How to Say No and Mean It
One of my resolutions for this year is to say no more frequently. As a natural extrovert, I am wired to say yes as if it were a nervous tick. I have recently been giving a lot of thought into the word "no". Such a small word with such a big impact. No one likes hearing "no", but let's face it, most people need to get over it....and the "most people" I am referring to is YOU (read: I'm talking to myself here).
I have battled burnout on many levels. Career, relationships, extra-curricular activities. In every single freakin' case, I am the only person to blame for it. Let's take a charitable board that I once sat on. Against my own better judgment, I accepted the invitation to serve, only after going through a pathetic assessment of why I should do it. Even though ever fiber of my being yelled, "STOP IT, GIRL, JUST SAY NO" my mouth said, "Yes, of course I will do it."
Every situation is the same and goes like this:
Step One: Say yes against my better judgment (and even the judgment of my closest advisers)
Step Two: Agonize over the decision for the better part of a month
Step Three: Reluctantly take the first step towards commitment
Step Four: Lie to myself that I should be doing the thing I should say no to
Step Five: Cry in the car on the way to whatever commitment it is
Step Six: Complain to said closest advisers
Step Seven: Go back to Step Two...wash, rinse, repeat.
It's the same cycle every.single.time.
We live in a society where too often productivity is measured by how full your calendar is on a given day. I'm guilty of looking at my daily "to-do" list and giving myself a fist bump if was able to cross everything off the list. The problem is - my lists are too long and in hindsight, crossing 10 things off of a list only means that I was busy, not productive.
In a life full of a-ha! moments, the day that I learned the difference between busy and productive takes top billing. On that particular day, I hit the ground running at 4:30am and didn't stop until 11:00pm, driving across town to this event and that lunch and this board meeting, and this happy hour. It was exhausting. I got home that evening and surveyed the day, as we do, and realized how utterly unfulfilling the day was. You see - I realized in that moment that I had been to fifty million places but really been to none... What I mean is that while I physically attended all of these events, I was not mentally or emotionally there. So what's the lesson? You can be busy without being productive. In my recent years, I've learned to value productivity over being busy. The state of being busy is time-related while productivity is something so much deeper.
In accepting that the real goal is to be productive, the next question is how to make intentional decisions about how to spend your time. The best tool you have is the word "no". A few years back, I came across this book called The Best Yes by Lisa TerKeurst that really helped me develop my "no". The first step is to ask yourself whether you truly WANT to say yes and whether there is something to gain. If the only reason you are saying yes to something is because you feel obligated and not because you want to, it's a no. Plain and simple.
Once you weed out those things that don't serve you, you next have to get comfortable saying no without reservation or explanation.
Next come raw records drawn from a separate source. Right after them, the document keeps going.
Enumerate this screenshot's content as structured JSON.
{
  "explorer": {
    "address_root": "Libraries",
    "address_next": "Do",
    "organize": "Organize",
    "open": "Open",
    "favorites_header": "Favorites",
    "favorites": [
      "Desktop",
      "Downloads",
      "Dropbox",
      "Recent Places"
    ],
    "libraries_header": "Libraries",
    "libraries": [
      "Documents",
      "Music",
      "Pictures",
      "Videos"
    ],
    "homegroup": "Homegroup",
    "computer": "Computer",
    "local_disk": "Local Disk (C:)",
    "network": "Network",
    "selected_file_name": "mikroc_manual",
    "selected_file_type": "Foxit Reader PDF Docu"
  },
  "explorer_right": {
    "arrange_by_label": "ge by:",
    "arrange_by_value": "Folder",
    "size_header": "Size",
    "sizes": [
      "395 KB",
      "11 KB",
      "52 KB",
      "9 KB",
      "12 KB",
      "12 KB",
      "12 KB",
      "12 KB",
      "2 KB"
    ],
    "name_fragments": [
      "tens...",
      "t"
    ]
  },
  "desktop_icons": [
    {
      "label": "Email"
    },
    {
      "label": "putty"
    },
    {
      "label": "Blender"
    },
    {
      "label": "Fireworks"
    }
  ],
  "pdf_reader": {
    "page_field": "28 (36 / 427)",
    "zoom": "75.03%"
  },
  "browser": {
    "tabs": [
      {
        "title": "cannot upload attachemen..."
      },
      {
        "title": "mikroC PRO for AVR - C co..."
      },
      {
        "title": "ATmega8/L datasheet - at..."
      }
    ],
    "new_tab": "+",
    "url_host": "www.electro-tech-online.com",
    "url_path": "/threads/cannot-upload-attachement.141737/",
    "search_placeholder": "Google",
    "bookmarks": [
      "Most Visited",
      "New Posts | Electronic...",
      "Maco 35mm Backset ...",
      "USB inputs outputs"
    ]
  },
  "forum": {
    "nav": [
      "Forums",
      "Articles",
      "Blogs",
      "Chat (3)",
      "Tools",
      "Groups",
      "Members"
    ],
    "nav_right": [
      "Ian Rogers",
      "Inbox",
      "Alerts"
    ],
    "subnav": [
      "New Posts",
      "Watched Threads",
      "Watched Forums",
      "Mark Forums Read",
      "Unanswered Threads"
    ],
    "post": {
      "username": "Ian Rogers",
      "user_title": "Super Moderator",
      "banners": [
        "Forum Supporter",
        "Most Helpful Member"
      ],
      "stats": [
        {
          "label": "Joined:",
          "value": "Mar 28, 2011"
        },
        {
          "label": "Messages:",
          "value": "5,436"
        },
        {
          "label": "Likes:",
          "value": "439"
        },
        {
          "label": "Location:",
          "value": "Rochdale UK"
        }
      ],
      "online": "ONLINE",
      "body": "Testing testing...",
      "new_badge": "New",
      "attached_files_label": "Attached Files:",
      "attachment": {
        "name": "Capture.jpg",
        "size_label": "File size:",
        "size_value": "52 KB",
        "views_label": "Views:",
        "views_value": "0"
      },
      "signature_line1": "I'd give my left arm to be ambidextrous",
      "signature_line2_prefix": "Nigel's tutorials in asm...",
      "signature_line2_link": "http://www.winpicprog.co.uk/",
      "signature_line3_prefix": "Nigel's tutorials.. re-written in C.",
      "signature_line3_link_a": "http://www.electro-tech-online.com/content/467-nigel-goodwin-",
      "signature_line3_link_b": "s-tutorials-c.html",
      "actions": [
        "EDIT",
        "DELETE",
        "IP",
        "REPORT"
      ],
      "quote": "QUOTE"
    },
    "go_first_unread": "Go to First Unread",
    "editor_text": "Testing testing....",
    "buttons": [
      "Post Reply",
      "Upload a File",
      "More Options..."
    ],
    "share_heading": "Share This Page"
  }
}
In the past, I felt that I had to give a reason for saying no, or provide some excuse. The only thing that came of all of those empty excuses was a headache and a heaping sense of guilt on my part. You see, when you provide an explanation or excuse for why you are saying no, you have to internalize it and own it which causes you to exert unnecessary energy. If you say no without explanation, it's just that - a no. There is nothing else to analyze and it's done.
Getting to no is a journey, however. I'm not pretending to be someone that doesn't invite bullshit into my life every now and then, I'm just saying that it's happening less frequently. Don't get me wrong, there are still those days that I call my mother crying on the phone about some bad decision I've made (on those days she typically reminds me that it's my fault and then ends the call with, "there's growth here".... whatever the hell that means). But I'll say this: instead of being a serial "yes" girl, I've now got a "no" and am not afraid to use it.
Photo Credit: Amanda Jordan